- Given data
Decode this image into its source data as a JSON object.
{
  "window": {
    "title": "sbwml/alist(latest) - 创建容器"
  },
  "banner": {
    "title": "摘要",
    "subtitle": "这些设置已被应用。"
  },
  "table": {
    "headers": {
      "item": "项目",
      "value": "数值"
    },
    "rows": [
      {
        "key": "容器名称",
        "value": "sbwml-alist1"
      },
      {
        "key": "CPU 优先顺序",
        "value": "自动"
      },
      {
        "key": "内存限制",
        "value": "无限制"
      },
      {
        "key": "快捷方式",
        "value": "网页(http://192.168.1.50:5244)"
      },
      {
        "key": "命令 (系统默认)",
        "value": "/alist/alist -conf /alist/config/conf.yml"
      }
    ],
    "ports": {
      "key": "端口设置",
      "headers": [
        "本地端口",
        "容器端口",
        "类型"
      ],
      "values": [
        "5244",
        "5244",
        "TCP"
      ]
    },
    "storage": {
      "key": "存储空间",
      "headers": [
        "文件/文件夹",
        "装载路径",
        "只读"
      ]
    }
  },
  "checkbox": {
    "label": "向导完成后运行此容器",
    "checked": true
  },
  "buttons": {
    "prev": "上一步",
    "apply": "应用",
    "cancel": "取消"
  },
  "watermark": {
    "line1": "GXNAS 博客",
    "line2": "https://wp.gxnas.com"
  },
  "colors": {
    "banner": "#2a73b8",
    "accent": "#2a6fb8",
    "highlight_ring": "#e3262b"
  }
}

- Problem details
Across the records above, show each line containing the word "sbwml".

- Problem solution
    "title": "sbwml/alist(latest) - 创建容器"
        "value": "sbwml-alist1"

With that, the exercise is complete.